Though a good florist can make floral arrangements look effortless, designing your own bouquets and vase arrangements for an at-home event can seem quite daunting. Following a few basic guidelines as you create your bouquet can help you avoid common problems like lopsidedness or holes in the crown.
Choose appropriate flowers for the occasion.
A festive dinner or celebration calls for lots of color. Don’t be afraid to get creative with your bouquet, use fun shapes and colors and mix with interesting accent greens as flowers such as yellow craspedia or curly willow. Oranges, reds, and yellows mixed with purples and blues are great for celebratory events like banquets and parties.

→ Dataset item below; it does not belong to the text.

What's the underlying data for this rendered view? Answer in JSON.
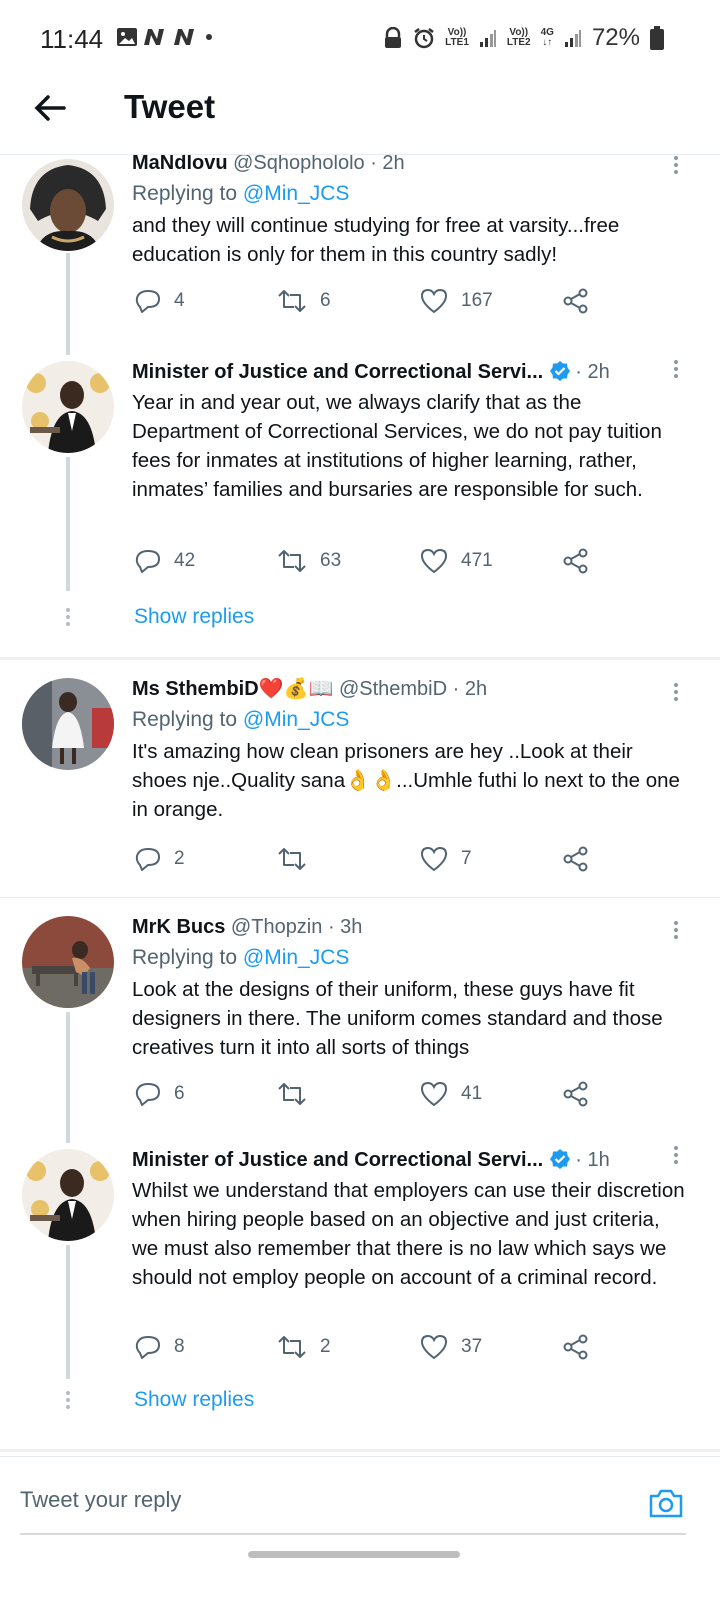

On the other hand, if you’re planning a more down-tempo affair, or attempting to create a sympathy bouquet stick with elegant tones of white, cream and blue, perhaps mixed with some greens like bear grass or ti leaves.
Pick a vase and form your “base”.
Now you’ll have to make some decisions about the dimensions of your arrangement. How high do you want it to be? Should it be wide or compact? Take the location of the arrangement into consideration when you make these decisions; this will help you pick the right sized vase. The greens and foliage will be the foundation of your bouquet and help to shape the entire arrangement as you add flowers. It’s important to spend a little extra time and care on this step. Build a foundation that is higher towards the back and allow the foliage to rest easily on the edge of your vase. You can decide whether to make this base of green asymmetrical (for a more modern look) or symmetrical (more traditional).
Add your “face” flowers.
Weave the larger “face” flowers – such as roses, peonies, anything with a large, open head – into your foliage, trimming the stems at different lengths so that they don’t form a bulky line of blooms, that’s a sure way to ruin the aesthetic of your bouquet. The stems of the foliage should form a kind or netting or web that will hold the face flowers in place. Play around with the arrangement of the flowers until you find a design that’s pleasing to you. It doesn’t have to be symmetrical, but watch out for lopsidedness or drooping.
Add smaller blooms and accents.
Now to complete your bouquet, add your accent flowers and greens or vines, such as curly willow or forsythia branches. Make sure to add these at every level of the bouquet and fill in any holes. Flower arranging is an art, not an exact science. Find a shape and organization that works for you and if anything doesn’t look right move things around. You want to end up with a cohesive shape where flowers are not so loose that they fall out or droop, and so tight that it looks overly manicured. You’ll know when you’re done.